JEP 250: Store Interned Strings in CDS Archives

AuthorJiangli Zhou
OwnerIoi Lam
Created2014/09/24 23:49
Updated2016/10/10 16:14
TypeFeature
StatusClosed / Delivered
Componenthotspot / runtime
ScopeJDK
Discussionhotspot dash dev at openjdk dot java dot net
Priority2
Reviewed byKaren Kinnear, Mikael Vidstedt
Endorsed byMikael Vidstedt
Release9
Issue8059092
Relates toJEP 254: Compact Strings

Summary

Store interned strings in class-data sharing (CDS) archives.

Goals

Non-Goals

Motivation

Currently, when CDS stores classes into the archive, the CONSTANT_String items in the constant pools are represented by UTF-8 strings. When the class is loaded, the UTF-8 strings are converted into java.lang.String objects on demand. This potentially wastes memory, since each character in each interned string takes up three bytes or more (two bytes in the String, 1-3 bytes in the UTF-8).

Also, because the strings are created dynamically, they cannot easily be shared across JVM processes.

Description

At dump time, a designated string space is allocated within the Java heap during heap initialization. Pointers to the interned String objects and their underlying char-array objects are modified, as if those objects are from the designated space, when writing out the interned string table and the String objects.

The string table is compressed and then stored in the archive at dump time. The compression technique for the string table is the same as for the shared symbol table (see JDK-8059510). The regular narrow oop encoding and decoding is used to access the shared String objects from the compressed-string table.

On 64-bit platforms with compressed oop pointers, the narrow oops are encoded using offsets (with or without scaling) from the narrow oop base. Currently there are four different encoding modes: 32-bit unscaled, zero based, disjoint heap based, and heap based. Depending on the heap size and the heap minimum base, an appropriate encoding mode is selected. The narrow-oop encoding mode (including the encoding shift) must be the same at both dump time and run time, so that the oop pointers within the shared string space remain valid at run time. The shared-string space can be considered relocatable, with restrictions, at runtime. It is not required to be mapped at the same address as at dump time, but it should be at the same offset from the narrow oop base at dump time and run time. The heap size is not required to be the same at dump time and run time, as long as the same encoding mode is used. The offset of the string space and the oop-encoding mode (and shift) should be stored in the archive for run-time validation. If the encoding mode changes, it will invalidate the encoding of the oop pointer to the char array from each shared String. In such cases the shared-string data is ignored while the rest of the shared data can still be used by the VM. A warning indicating that shared strings are not used due to incompatible GC configuration will be reported by the VM.
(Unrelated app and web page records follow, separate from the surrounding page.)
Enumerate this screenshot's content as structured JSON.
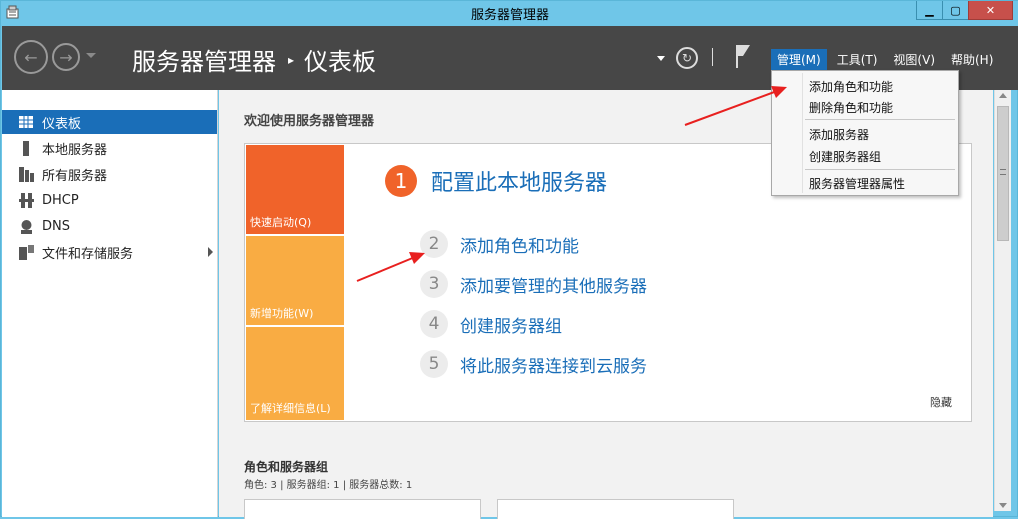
{
  "window": {
    "title": "服务器管理器",
    "controls": {
      "minimize": "▁",
      "maximize": "▢",
      "close": "✕"
    }
  },
  "header": {
    "breadcrumb_root": "服务器管理器",
    "breadcrumb_sep": "▸",
    "breadcrumb_current": "仪表板",
    "menus": [
      {
        "label": "管理(M)",
        "active": true
      },
      {
        "label": "工具(T)"
      },
      {
        "label": "视图(V)"
      },
      {
        "label": "帮助(H)"
      }
    ]
  },
  "sidebar": {
    "items": [
      {
        "label": "仪表板",
        "icon": "dashboard-icon",
        "selected": true
      },
      {
        "label": "本地服务器",
        "icon": "server-icon"
      },
      {
        "label": "所有服务器",
        "icon": "servers-icon"
      },
      {
        "label": "DHCP",
        "icon": "dhcp-icon"
      },
      {
        "label": "DNS",
        "icon": "dns-icon"
      },
      {
        "label": "文件和存储服务",
        "icon": "storage-icon",
        "expandable": true
      }
    ]
  },
  "main": {
    "welcome_title": "欢迎使用服务器管理器",
    "tiles": {
      "quick_start": "快速启动(Q)",
      "whats_new": "新增功能(W)",
      "learn_more": "了解详细信息(L)"
    },
    "steps": [
      {
        "num": "1",
        "label": "配置此本地服务器"
      },
      {
        "num": "2",
        "label": "添加角色和功能"
      },
      {
        "num": "3",
        "label": "添加要管理的其他服务器"
      },
      {
        "num": "4",
        "label": "创建服务器组"
      },
      {
        "num": "5",
        "label": "将此服务器连接到云服务"
      }
    ],
    "hide_link": "隐藏",
    "roles_title": "角色和服务器组",
    "roles_summary": "角色: 3 | 服务器组: 1 | 服务器总数: 1"
  },
  "manage_menu": {
    "items": [
      "添加角色和功能",
      "删除角色和功能",
      "添加服务器",
      "创建服务器组",
      "服务器管理器属性"
    ]
  },
  "colors": {
    "accent": "#1a6eb8",
    "header": "#474747",
    "quick_start": "#f0632a",
    "tile": "#f9ac43",
    "annotation_arrow": "#e8201f"
  }
}
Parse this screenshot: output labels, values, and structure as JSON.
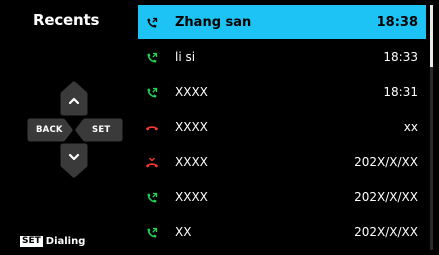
{
  "header": {
    "title": "Recents"
  },
  "controls": {
    "back_label": "BACK",
    "set_label": "SET",
    "up_icon": "chevron-up-icon",
    "down_icon": "chevron-down-icon"
  },
  "hint": {
    "key": "SET",
    "text": "Dialing"
  },
  "calls": [
    {
      "name": "Zhang san",
      "time": "18:38",
      "type": "outgoing",
      "icon": "phone-outgoing-icon",
      "color": "#000000",
      "selected": true
    },
    {
      "name": "li si",
      "time": "18:33",
      "type": "outgoing",
      "icon": "phone-outgoing-icon",
      "color": "#1fd45a",
      "selected": false
    },
    {
      "name": "XXXX",
      "time": "18:31",
      "type": "outgoing",
      "icon": "phone-outgoing-icon",
      "color": "#1fd45a",
      "selected": false
    },
    {
      "name": "XXXX",
      "time": "xx",
      "type": "rejected",
      "icon": "phone-hangup-icon",
      "color": "#f23a3a",
      "selected": false
    },
    {
      "name": "XXXX",
      "time": "202X/X/XX",
      "type": "missed",
      "icon": "phone-missed-icon",
      "color": "#f23a3a",
      "selected": false
    },
    {
      "name": "XXXX",
      "time": "202X/X/XX",
      "type": "outgoing",
      "icon": "phone-outgoing-icon",
      "color": "#1fd45a",
      "selected": false
    },
    {
      "name": "XX",
      "time": "202X/X/XX",
      "type": "outgoing",
      "icon": "phone-outgoing-icon",
      "color": "#1fd45a",
      "selected": false
    }
  ],
  "colors": {
    "accent": "#1ec3f5",
    "pad": "#3a3a3a",
    "green": "#1fd45a",
    "red": "#f23a3a"
  }
}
At run time, the string space is mapped as part of the Java heap at the same offset from the oop encoding base as at dump time. The mapping starts at the lowest page-aligned address of the string space saved in the archive. The mapped string space contains the shared String and char-array objects. All G1 regions which overlap this mapped space will be marked as pinned; these G1 regions are unavailable for run-time allocation. There may be unused space wasted in a region that partially overlaps, but there should be at most one such region, at the end of the mapping. No patching is required for the oop pointers within the string space since the same narrow oop encoding is used. The shared-string space is writable, but the GC should not write to the oops in the space in order to preserve shareability across different processes. An application that attempts to lock one of these shared strings, and thus writes to the shared space, will get a private copy of the page, and therefore lose the benefit of sharing that particular page. Such cases are rare.

The shared-string table is distinct from the regular string table at runtime. Both tables are searched when looking up interned strings. The shared-string table is a read-only table at run time; no entries can be added or removed from it.
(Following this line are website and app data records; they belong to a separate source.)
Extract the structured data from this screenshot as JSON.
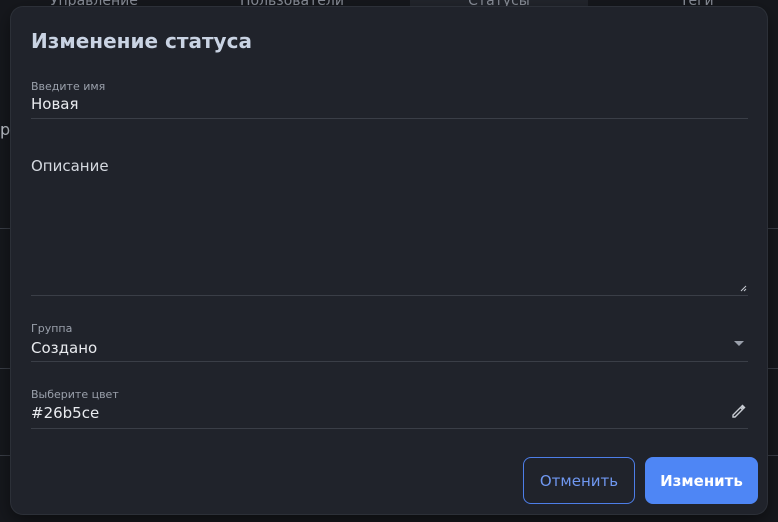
{
  "background": {
    "tabs": [
      "Управление",
      "Пользователи",
      "Статусы",
      "Теги"
    ],
    "left_letter": "р"
  },
  "modal": {
    "title": "Изменение статуса",
    "name_field": {
      "label": "Введите имя",
      "value": "Новая"
    },
    "description_field": {
      "label": "Описание",
      "value": ""
    },
    "group_field": {
      "label": "Группа",
      "value": "Создано"
    },
    "color_field": {
      "label": "Выберите цвет",
      "value": "#26b5ce"
    },
    "buttons": {
      "cancel": "Отменить",
      "submit": "Изменить"
    }
  },
  "colors": {
    "accent": "#4e86f5",
    "background": "#20232b"
  },
  "icons": {
    "dropdown": "chevron-down-icon",
    "color_picker": "eyedropper-icon",
    "resize": "resize-handle-icon"
  }
}
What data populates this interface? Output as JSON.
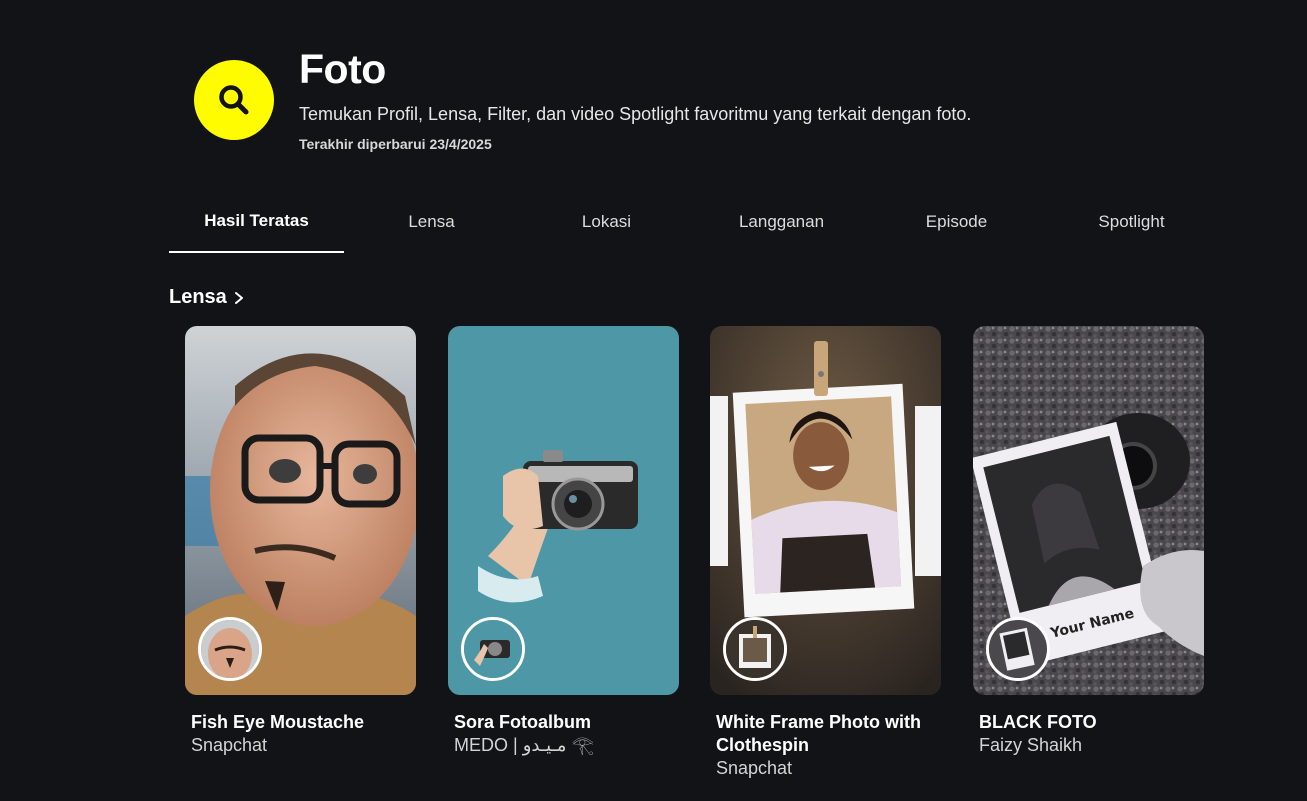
{
  "header": {
    "title": "Foto",
    "subtitle": "Temukan Profil, Lensa, Filter, dan video Spotlight favoritmu yang terkait dengan foto.",
    "updated": "Terakhir diperbarui 23/4/2025",
    "icon": "search-icon",
    "accent_color": "#fffc00"
  },
  "tabs": [
    {
      "label": "Hasil Teratas",
      "active": true
    },
    {
      "label": "Lensa",
      "active": false
    },
    {
      "label": "Lokasi",
      "active": false
    },
    {
      "label": "Langganan",
      "active": false
    },
    {
      "label": "Episode",
      "active": false
    },
    {
      "label": "Spotlight",
      "active": false
    }
  ],
  "section": {
    "title": "Lensa",
    "icon": "chevron-right-icon"
  },
  "lenses": [
    {
      "title": "Fish Eye Moustache",
      "creator": "Snapchat"
    },
    {
      "title": "Sora Fotoalbum",
      "creator": "MEDO | مـيـدو 𓂀"
    },
    {
      "title": "White Frame Photo with Clothespin",
      "creator": "Snapchat"
    },
    {
      "title": "BLACK FOTO",
      "creator": "Faizy Shaikh"
    }
  ]
}
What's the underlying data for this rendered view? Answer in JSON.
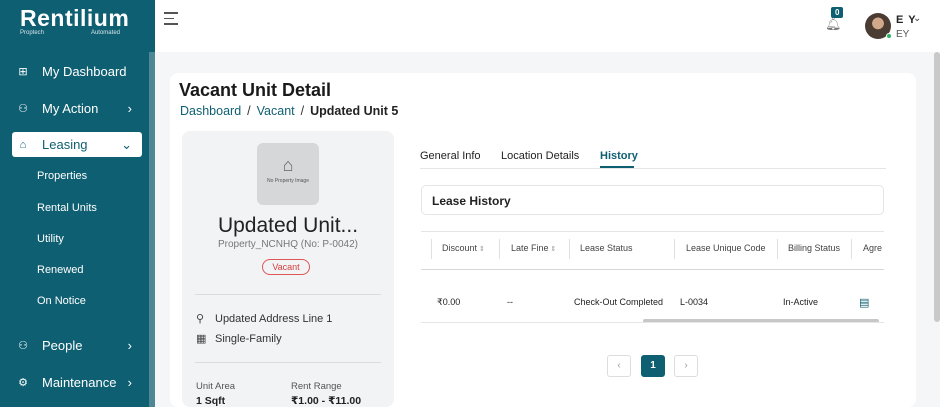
{
  "brand": {
    "name": "Rentilium",
    "tag_left": "Proptech",
    "tag_right": "Automated"
  },
  "sidebar": {
    "items": [
      {
        "label": "My Dashboard",
        "icon": "grid-icon"
      },
      {
        "label": "My Action",
        "icon": "user-action-icon"
      },
      {
        "label": "Leasing",
        "icon": "lease-icon"
      },
      {
        "label": "People",
        "icon": "people-icon"
      },
      {
        "label": "Maintenance",
        "icon": "tools-icon"
      }
    ],
    "leasing_sub": [
      "Properties",
      "Rental Units",
      "Utility",
      "Renewed",
      "On Notice"
    ]
  },
  "header": {
    "notification_count": "0",
    "user_initials": "E Y",
    "user_sub": "EY"
  },
  "page": {
    "title": "Vacant Unit Detail",
    "breadcrumb": [
      "Dashboard",
      "Vacant",
      "Updated Unit 5"
    ],
    "separator": "/"
  },
  "unit": {
    "image_placeholder": "No Property Image",
    "name": "Updated Unit...",
    "property_code": "Property_NCNHQ (No: P-0042)",
    "status": "Vacant",
    "address": "Updated Address Line 1",
    "type": "Single-Family",
    "area_label": "Unit Area",
    "area_value": "1 Sqft",
    "rent_label": "Rent Range",
    "rent_value": "₹1.00 - ₹11.00"
  },
  "tabs": [
    "General Info",
    "Location Details",
    "History"
  ],
  "active_tab": "History",
  "lease_history": {
    "title": "Lease History",
    "columns": [
      "Discount",
      "Late Fine",
      "Lease Status",
      "Lease Unique Code",
      "Billing Status",
      "Agre"
    ],
    "rows": [
      {
        "discount": "₹0.00",
        "late_fine": "--",
        "lease_status": "Check-Out Completed",
        "code": "L-0034",
        "billing": "In-Active",
        "agreement_icon": "document-icon"
      }
    ]
  },
  "pagination": {
    "prev": "‹",
    "current": "1",
    "next": "›"
  },
  "colors": {
    "primary": "#0f5f72",
    "danger": "#d63d3d"
  }
}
The G1 string-deduplication table is a separate hash table containing the char arrays for deduplication at runtime. When a string is interned and added to the StringTable, the string is deduplicated and the underlying char array is added to the deduplication table if it is not there already. The deduplication table is not stored into the archive. The deduplication table is populated during VM startup using the shared-string data. As an optimization, the work is done in the G1StringDedupThread (in G1StringDedupThread::run(), after initialize_in_thread()) to reduce startup time. The shared strings' hash values are precomputed and stored in the strings at dump time to avoid the deduplication code writing the hash values at runtime.

Testing
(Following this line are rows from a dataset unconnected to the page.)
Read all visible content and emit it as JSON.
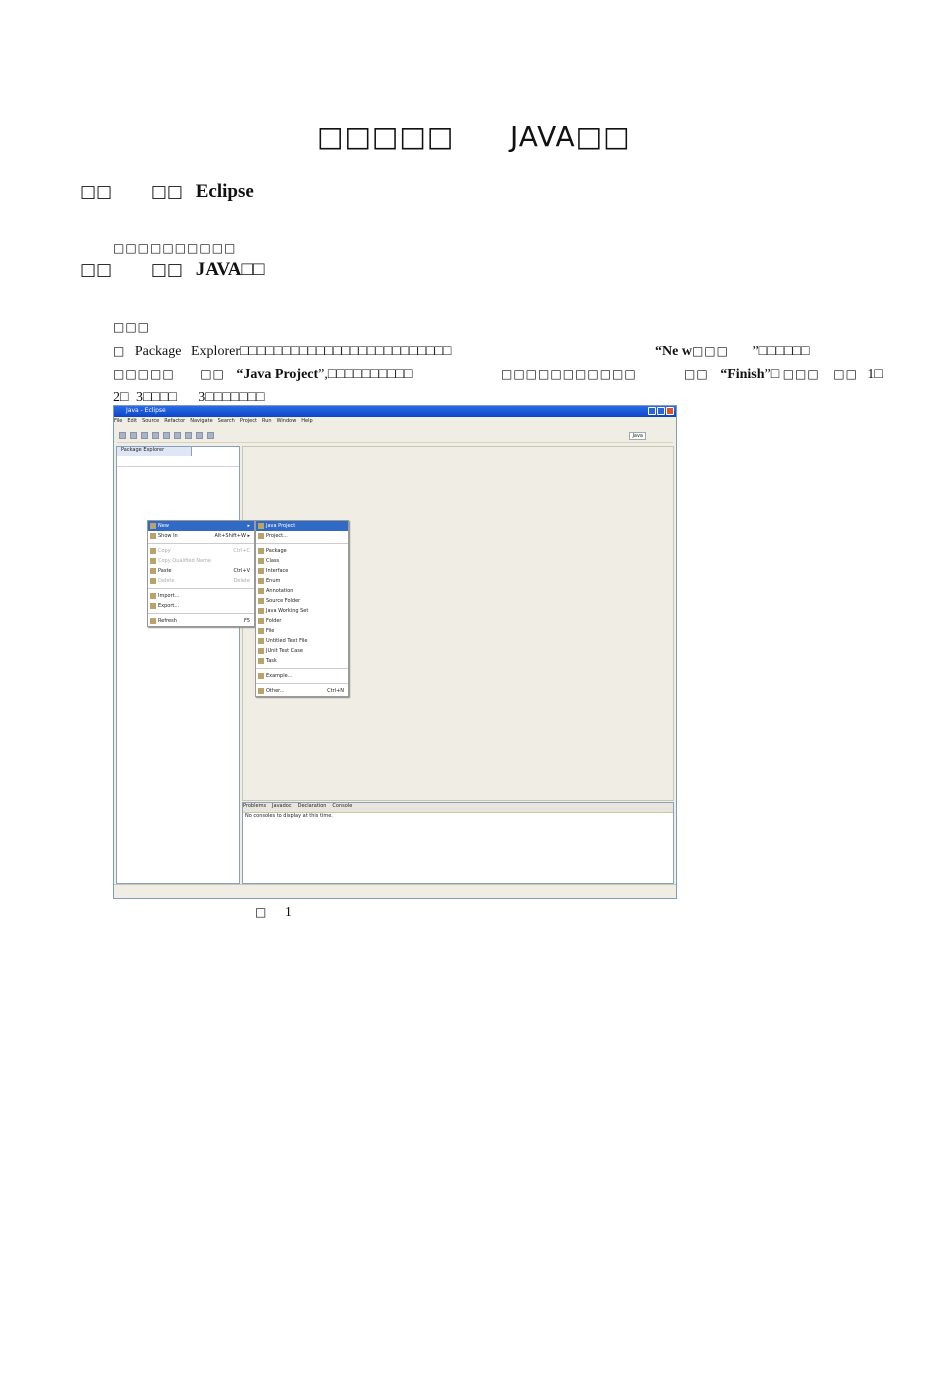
{
  "title": {
    "a": "□□□□□",
    "b": "JAVA□□"
  },
  "section1": {
    "num": "□□",
    "verb": "□□",
    "name": "Eclipse"
  },
  "overlap_text": "□□□□□□□□□□",
  "section2": {
    "num": "□□",
    "verb": "□□",
    "name": "JAVA□□"
  },
  "label": "□□□",
  "para": {
    "l1_a": "□",
    "l1_b": "Package",
    "l1_c": "Explorer□□□□□□□□□□□□□□□□□□□□□□□□□",
    "l1_d": "“Ne w",
    "l1_e": "□□□",
    "l1_f": "”□□□□□□",
    "l2_a": "□□□□□",
    "l2_b": "□□",
    "l2_c": "“Java Project",
    "l2_d": "”,□□□□□□□□□□",
    "l2_e": "□□□□□□□□□□□",
    "l2_f": "□□",
    "l2_g": "“Finish",
    "l2_h": "”□",
    "l2_i": "□□□",
    "l2_j": "□□",
    "l2_k": "1□",
    "l3_a": "2□",
    "l3_b": "3□□□□",
    "l3_c": "3□□□□□□□"
  },
  "caption": {
    "a": "□",
    "b": "1"
  },
  "screenshot": {
    "window_title": "Java - Eclipse",
    "menus": [
      "File",
      "Edit",
      "Source",
      "Refactor",
      "Navigate",
      "Search",
      "Project",
      "Run",
      "Window",
      "Help"
    ],
    "perspective": "Java",
    "pkg_tab": "Package Explorer",
    "context_menu": [
      {
        "label": "New",
        "shortcut": "▸",
        "state": "sel"
      },
      {
        "label": "Show In",
        "shortcut": "Alt+Shift+W ▸",
        "state": ""
      },
      {
        "label": "Copy",
        "shortcut": "Ctrl+C",
        "state": "dis"
      },
      {
        "label": "Copy Qualified Name",
        "shortcut": "",
        "state": "dis"
      },
      {
        "label": "Paste",
        "shortcut": "Ctrl+V",
        "state": ""
      },
      {
        "label": "Delete",
        "shortcut": "Delete",
        "state": "dis"
      },
      {
        "label": "Import...",
        "shortcut": "",
        "state": ""
      },
      {
        "label": "Export...",
        "shortcut": "",
        "state": ""
      },
      {
        "label": "Refresh",
        "shortcut": "F5",
        "state": ""
      }
    ],
    "new_submenu": [
      {
        "label": "Java Project",
        "state": "sel"
      },
      {
        "label": "Project...",
        "state": ""
      },
      {
        "label": "Package",
        "state": ""
      },
      {
        "label": "Class",
        "state": ""
      },
      {
        "label": "Interface",
        "state": ""
      },
      {
        "label": "Enum",
        "state": ""
      },
      {
        "label": "Annotation",
        "state": ""
      },
      {
        "label": "Source Folder",
        "state": ""
      },
      {
        "label": "Java Working Set",
        "state": ""
      },
      {
        "label": "Folder",
        "state": ""
      },
      {
        "label": "File",
        "state": ""
      },
      {
        "label": "Untitled Text File",
        "state": ""
      },
      {
        "label": "JUnit Test Case",
        "state": ""
      },
      {
        "label": "Task",
        "state": ""
      },
      {
        "label": "Example...",
        "state": ""
      },
      {
        "label": "Other...",
        "shortcut": "Ctrl+N",
        "state": ""
      }
    ],
    "console_tabs": [
      "Problems",
      "Javadoc",
      "Declaration",
      "Console"
    ],
    "console_msg": "No consoles to display at this time."
  }
}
Testing for this feature will cover the following areas:

Dependences

The serviceability agent needs to be updated to add support for the shared-string table (see JDK-8079830).

With the change proposed by JDK-8054307, the underlying char array will be changed to be a byte array. The code that copies interned strings to the string space and perform deduplication will need to reflect that if and when JDK-8054307 is integrated. The impact should be minimal.